There aren't many guaranteed formulas for success in the gaming industry, and God Hand certainly proves that. Capcom is one of the most (arguably THE most) respected third-party developers in gaming. Clover is the fantastic developer that put together Okami, the recent PS2 masterpiece. Add them together, and what do you get? A terribly repetitive ode to old-school beat-em-ups. God Hand may feature some humorous attacks and a uniquely weird presentation, but that's not enough to make up for the gameplay. Once you've seen all the attacks and tired of the humor, all that's left is a disappointing beat-em-up that fails to live up to the titles it's paying homage to.
At first glance God Hand seems very repetitive with wave after wave of enemies running at you, and granted it can be when you have troubles getting through an area over and over. As the game gets more in depth however, there are plenty of things to keep your attention and keep you pushing through the rest of the game. There is also a built in casino where Gene can go to place some bets on games of Black Jack, Poker and slot machines when you feel you need a break from the cans of whoops ass you’ve been handing out. God Hand is definitely a unique game and the third-person style brawler that it is, brings a refreshing and distinctive style to gaming. Throw in the hilarity that is a constant throughout the entire game and God Hand is a game that will keep you entertained for a long while.
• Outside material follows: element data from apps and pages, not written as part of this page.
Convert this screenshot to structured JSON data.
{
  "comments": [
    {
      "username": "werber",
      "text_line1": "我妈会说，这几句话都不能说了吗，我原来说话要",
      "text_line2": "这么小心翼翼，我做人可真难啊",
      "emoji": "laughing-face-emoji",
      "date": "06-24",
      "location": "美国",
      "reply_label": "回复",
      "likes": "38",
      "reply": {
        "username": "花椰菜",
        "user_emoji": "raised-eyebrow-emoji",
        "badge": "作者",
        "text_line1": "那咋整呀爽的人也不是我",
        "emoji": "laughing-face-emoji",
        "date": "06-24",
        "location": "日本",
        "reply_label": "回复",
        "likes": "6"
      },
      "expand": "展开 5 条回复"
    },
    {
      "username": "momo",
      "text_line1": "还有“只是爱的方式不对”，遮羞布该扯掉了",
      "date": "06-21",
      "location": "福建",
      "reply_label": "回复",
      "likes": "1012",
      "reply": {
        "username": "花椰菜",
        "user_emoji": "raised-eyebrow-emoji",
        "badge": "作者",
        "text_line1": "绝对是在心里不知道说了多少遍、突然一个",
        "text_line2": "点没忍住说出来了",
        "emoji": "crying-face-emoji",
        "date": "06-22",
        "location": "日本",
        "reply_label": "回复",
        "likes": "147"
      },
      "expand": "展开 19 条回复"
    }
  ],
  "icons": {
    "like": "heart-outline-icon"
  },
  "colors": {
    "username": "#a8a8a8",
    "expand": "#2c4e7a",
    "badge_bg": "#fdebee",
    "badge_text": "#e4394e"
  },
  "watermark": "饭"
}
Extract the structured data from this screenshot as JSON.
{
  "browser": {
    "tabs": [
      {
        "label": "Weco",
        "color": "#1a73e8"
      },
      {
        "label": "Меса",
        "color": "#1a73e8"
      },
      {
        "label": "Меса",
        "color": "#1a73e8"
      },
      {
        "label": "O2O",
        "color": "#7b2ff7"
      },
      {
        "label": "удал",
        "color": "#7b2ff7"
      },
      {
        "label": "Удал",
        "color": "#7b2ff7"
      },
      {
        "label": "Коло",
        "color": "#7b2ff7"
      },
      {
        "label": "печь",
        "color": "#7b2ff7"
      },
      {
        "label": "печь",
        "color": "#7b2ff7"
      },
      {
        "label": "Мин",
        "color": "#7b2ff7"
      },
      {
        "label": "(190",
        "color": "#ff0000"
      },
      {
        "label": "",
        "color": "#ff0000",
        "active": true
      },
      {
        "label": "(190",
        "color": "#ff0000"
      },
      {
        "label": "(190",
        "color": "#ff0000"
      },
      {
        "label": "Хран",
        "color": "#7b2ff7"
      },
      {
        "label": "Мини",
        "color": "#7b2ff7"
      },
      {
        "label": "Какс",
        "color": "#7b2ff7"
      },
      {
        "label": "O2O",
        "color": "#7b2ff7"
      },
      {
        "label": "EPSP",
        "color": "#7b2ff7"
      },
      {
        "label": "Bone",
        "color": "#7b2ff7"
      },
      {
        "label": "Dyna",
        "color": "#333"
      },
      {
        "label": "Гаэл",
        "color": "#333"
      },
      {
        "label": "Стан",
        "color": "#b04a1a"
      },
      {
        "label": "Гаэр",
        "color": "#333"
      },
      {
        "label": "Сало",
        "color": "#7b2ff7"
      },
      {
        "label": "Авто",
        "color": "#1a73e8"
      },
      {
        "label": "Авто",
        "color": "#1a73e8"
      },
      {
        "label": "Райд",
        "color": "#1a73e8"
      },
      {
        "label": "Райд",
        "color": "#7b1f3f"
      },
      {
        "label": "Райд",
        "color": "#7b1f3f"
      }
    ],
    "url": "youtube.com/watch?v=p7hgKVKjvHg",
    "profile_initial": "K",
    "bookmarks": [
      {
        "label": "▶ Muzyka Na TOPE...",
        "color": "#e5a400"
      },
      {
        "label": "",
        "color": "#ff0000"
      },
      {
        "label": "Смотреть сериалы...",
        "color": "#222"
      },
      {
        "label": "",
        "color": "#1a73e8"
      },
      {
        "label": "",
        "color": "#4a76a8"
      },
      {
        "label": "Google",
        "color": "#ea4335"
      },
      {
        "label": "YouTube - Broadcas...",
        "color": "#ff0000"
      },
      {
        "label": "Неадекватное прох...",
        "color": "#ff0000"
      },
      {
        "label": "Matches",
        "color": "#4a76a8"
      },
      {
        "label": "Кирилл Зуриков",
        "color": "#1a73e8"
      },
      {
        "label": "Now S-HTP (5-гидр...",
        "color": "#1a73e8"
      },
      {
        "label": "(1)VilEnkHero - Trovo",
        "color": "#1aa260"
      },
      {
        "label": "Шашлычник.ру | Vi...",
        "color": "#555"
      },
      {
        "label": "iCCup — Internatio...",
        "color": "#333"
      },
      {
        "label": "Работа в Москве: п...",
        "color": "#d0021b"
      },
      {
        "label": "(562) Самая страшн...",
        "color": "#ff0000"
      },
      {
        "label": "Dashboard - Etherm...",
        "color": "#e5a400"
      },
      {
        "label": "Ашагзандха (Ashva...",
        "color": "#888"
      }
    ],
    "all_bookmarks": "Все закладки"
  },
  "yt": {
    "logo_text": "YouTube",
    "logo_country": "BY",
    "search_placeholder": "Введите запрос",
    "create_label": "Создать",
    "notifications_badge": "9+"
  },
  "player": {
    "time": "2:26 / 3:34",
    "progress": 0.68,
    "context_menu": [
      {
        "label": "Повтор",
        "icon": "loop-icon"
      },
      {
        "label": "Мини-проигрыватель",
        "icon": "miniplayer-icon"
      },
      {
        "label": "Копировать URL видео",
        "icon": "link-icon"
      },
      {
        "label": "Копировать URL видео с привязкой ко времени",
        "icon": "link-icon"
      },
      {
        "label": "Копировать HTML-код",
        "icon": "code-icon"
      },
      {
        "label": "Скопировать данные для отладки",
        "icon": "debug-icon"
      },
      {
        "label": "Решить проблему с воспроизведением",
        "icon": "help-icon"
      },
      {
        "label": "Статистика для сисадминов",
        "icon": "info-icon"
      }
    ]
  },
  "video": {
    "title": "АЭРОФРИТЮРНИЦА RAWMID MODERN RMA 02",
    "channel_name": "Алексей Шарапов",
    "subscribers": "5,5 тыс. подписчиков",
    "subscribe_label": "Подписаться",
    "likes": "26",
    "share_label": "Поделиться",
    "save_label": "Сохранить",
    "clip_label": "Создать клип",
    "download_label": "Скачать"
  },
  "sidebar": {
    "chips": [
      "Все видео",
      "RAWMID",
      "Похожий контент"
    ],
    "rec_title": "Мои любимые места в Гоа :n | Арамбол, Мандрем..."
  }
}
God Hand versucht, sich mit Hilfe des ausgefallenen Humors selbst nicht zu wichtig zu nehmen. Und leider machen es die Fehler im Kamera- bzw. Steuerungsbereich schwer, das Spiel tatsächlich ernst zu nehmen. Zudem wird von heutigen Titeln eben doch ein bisschen mehr erwartet, als es vielleicht vor zehn oder fünfzehn Jahren noch üblich war. Natürlich bietet God Hand eine Menge Unterhaltung und könnte vielen Prügelfreunden ein paar schöne Stunden bescheren, aber es darf bezweifelt werden, dass die Mehrheit von ihnen bereit ist, 50 Euro dafür auszugeben. – da nützen alle Gotteshand-Features nichts. Hierfür hätte der Titel neben der Mängelbeseitigung vor allem noch ein grafisches Update nötig. Aber wie bewertet man ein Spiel, das zwar Spaß macht, aber eigentlich unter seinen Möglichkeiten bleibt? Den hohen Erwartungen wird God Hand in jedem Fall nicht gerecht.
God Hand is an interesting game that is one of Clover's weaker efforts. While the game does have some originality and unique features, ultimately the repetitive nature and button mashing feel to the game kills any thoughts of being a top quality title. Fun for a few hours, but then it becomes too repetitive.
It’s a shame that this had to be Clover’s last title, but if God Hand was the best they could do, I can certainly see why they’re not around anymore.
The Video Game Critic
God Hand is a parody of fighting games, reveling in the stereotypes and absurdities of it all. I wouldn't call it a great game, but God Hand has a heck of a lot of balls. I doubt a game like this would even be considered for release in 2014.
Men grafik är inte allt och egentligen finns det ett bra spel under den hemska ytan. Alla fans av beat'em ups kan ägna massvis av timmar åt att verkligen skapa den perfekta kampstilen och ha ihjäl fiender av hjärtans lust i ett ovanligt långt spel. Spiken i kistan blir däremot en rad spelmässiga missar. Till exempel börjar man, oförklarligt, varje ny bana med samma energi man hade efter den förra. Eftersom spelet är så pass svårt är det ofta ganska lite, och därför måste man nästan låta de första fienderna ge en stryk för att kunna börja om med full energi och en sportslig chans. Sånt är förstås lagom irriterande i längden. Och så innebär förstås kameraperspektivet att man ofta attackeras av fiender man inte sett än. "Titta på radarn Micke", visst, men det är inte en optimal lösning. Så tyvärr kan jag inte rekommendera God Hand till fler än riktigt inbitna fans som verkligen vill experimentera med stridssystemet.
Why, oh why, did Clover Studio put so much money into such a risky joke, and why did no one see that the joke didn't have a real punch line at any point in the development?